• **Task requirements**
Scan the listing beneath this sentence. Report each line with the word "JSON".

• **Provided material**
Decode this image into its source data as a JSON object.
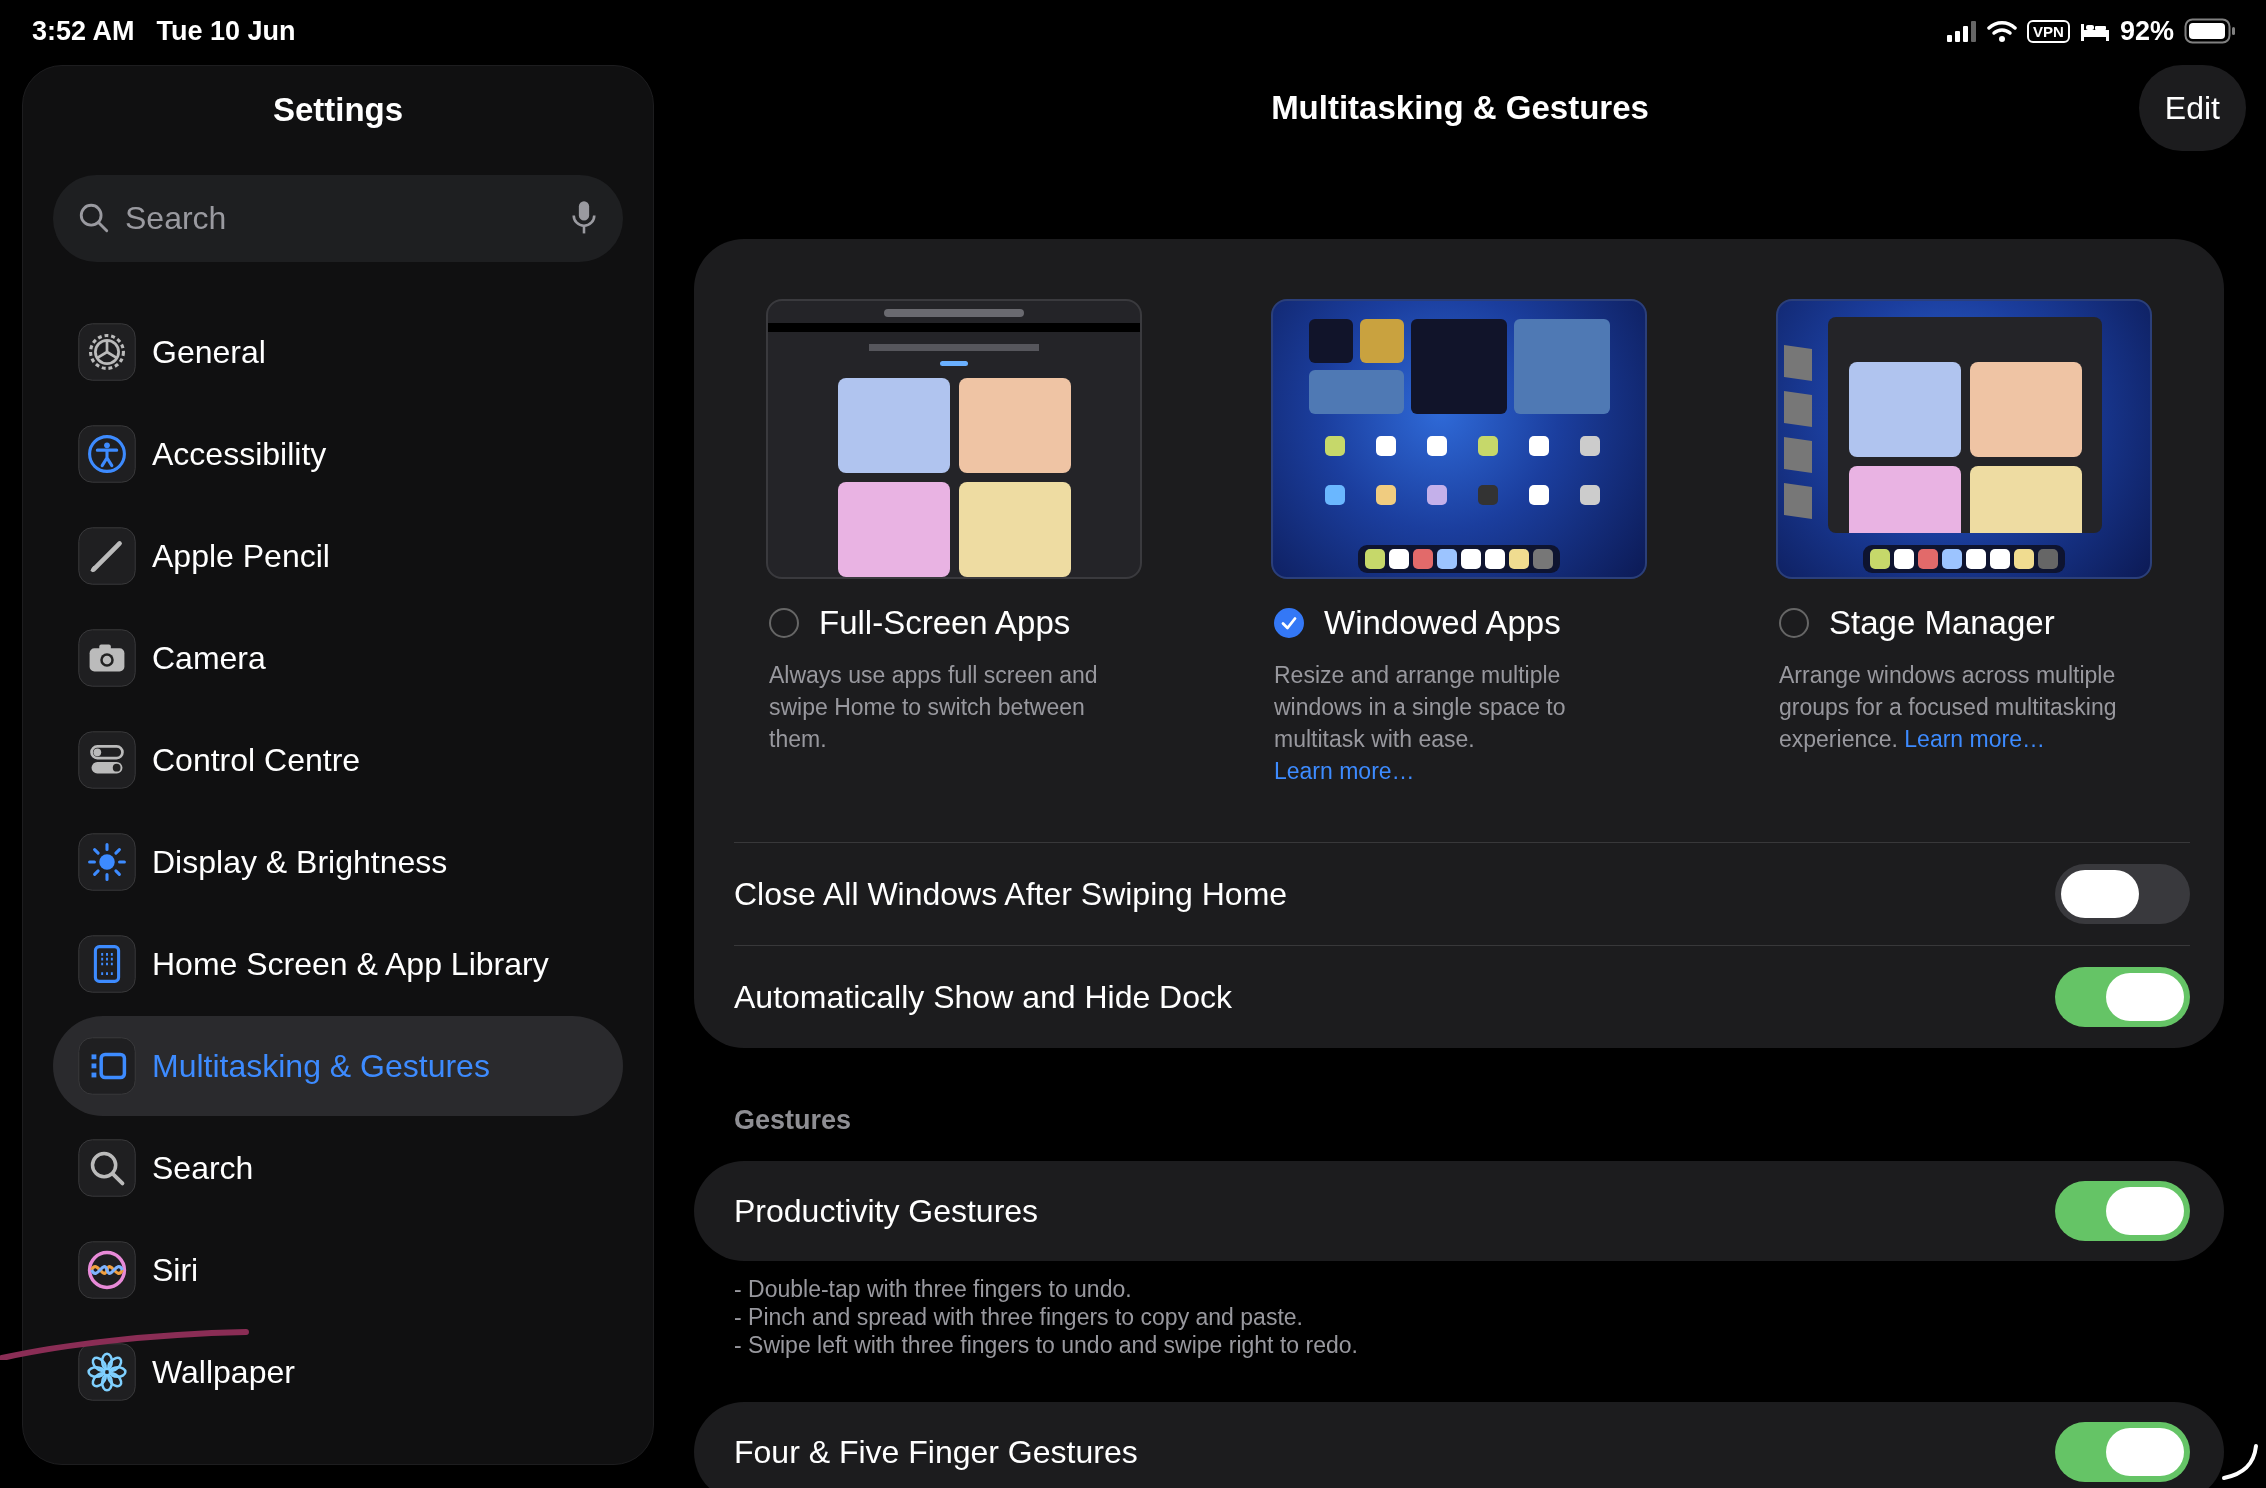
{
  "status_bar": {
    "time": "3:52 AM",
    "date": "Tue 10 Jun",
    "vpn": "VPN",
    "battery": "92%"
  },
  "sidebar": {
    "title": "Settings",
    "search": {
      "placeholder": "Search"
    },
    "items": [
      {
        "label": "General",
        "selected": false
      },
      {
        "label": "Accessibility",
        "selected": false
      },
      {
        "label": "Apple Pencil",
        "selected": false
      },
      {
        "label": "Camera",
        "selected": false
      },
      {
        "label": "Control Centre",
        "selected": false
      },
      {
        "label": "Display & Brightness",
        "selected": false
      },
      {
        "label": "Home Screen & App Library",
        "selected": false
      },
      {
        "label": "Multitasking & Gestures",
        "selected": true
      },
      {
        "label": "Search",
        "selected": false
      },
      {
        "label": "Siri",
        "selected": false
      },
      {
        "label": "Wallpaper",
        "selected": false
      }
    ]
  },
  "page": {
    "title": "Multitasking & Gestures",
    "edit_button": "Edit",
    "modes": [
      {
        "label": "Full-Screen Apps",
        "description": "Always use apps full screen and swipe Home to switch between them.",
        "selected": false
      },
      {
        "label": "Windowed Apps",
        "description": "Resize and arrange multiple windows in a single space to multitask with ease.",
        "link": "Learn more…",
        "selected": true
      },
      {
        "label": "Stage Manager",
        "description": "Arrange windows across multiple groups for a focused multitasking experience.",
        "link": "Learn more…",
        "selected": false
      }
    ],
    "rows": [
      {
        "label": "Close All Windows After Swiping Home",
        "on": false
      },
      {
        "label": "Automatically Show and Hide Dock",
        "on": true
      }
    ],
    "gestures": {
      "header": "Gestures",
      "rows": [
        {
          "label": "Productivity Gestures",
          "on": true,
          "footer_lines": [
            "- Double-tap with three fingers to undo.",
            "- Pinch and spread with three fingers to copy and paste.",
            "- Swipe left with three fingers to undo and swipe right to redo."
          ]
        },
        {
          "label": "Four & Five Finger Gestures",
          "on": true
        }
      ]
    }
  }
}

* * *

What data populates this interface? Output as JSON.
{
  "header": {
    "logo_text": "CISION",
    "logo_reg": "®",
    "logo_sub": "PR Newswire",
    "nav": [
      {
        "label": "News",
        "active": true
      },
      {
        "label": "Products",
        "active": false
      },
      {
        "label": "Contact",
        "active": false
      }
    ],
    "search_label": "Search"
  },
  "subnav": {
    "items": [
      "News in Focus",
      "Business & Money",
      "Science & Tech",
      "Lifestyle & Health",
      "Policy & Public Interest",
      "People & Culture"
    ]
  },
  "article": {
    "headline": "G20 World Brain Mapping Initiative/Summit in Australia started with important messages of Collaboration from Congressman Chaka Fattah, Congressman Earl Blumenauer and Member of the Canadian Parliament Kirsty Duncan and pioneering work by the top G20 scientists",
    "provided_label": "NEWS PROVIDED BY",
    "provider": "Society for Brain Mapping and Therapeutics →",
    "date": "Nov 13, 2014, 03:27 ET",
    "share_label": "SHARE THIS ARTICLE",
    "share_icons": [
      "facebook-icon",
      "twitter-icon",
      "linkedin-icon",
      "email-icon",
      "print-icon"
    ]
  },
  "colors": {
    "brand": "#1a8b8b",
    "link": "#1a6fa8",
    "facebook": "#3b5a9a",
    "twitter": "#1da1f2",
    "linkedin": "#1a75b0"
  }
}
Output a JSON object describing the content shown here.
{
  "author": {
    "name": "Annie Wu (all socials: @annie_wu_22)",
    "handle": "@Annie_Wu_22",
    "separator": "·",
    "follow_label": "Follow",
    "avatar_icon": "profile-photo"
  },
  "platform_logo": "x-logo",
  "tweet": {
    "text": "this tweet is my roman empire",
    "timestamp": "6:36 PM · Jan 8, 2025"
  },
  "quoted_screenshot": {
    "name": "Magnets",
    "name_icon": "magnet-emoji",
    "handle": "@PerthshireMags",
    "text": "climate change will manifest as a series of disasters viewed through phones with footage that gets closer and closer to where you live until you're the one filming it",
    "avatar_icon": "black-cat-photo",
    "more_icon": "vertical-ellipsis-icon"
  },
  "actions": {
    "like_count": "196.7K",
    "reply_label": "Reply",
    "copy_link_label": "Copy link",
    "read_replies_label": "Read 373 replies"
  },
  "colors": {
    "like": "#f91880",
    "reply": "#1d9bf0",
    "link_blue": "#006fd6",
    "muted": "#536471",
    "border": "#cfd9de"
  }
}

• **Expected answer**
Decode this image into its source data as a JSON object.
What data populates this interface? Output as JSON.
Output a JSON object describing the content shown here.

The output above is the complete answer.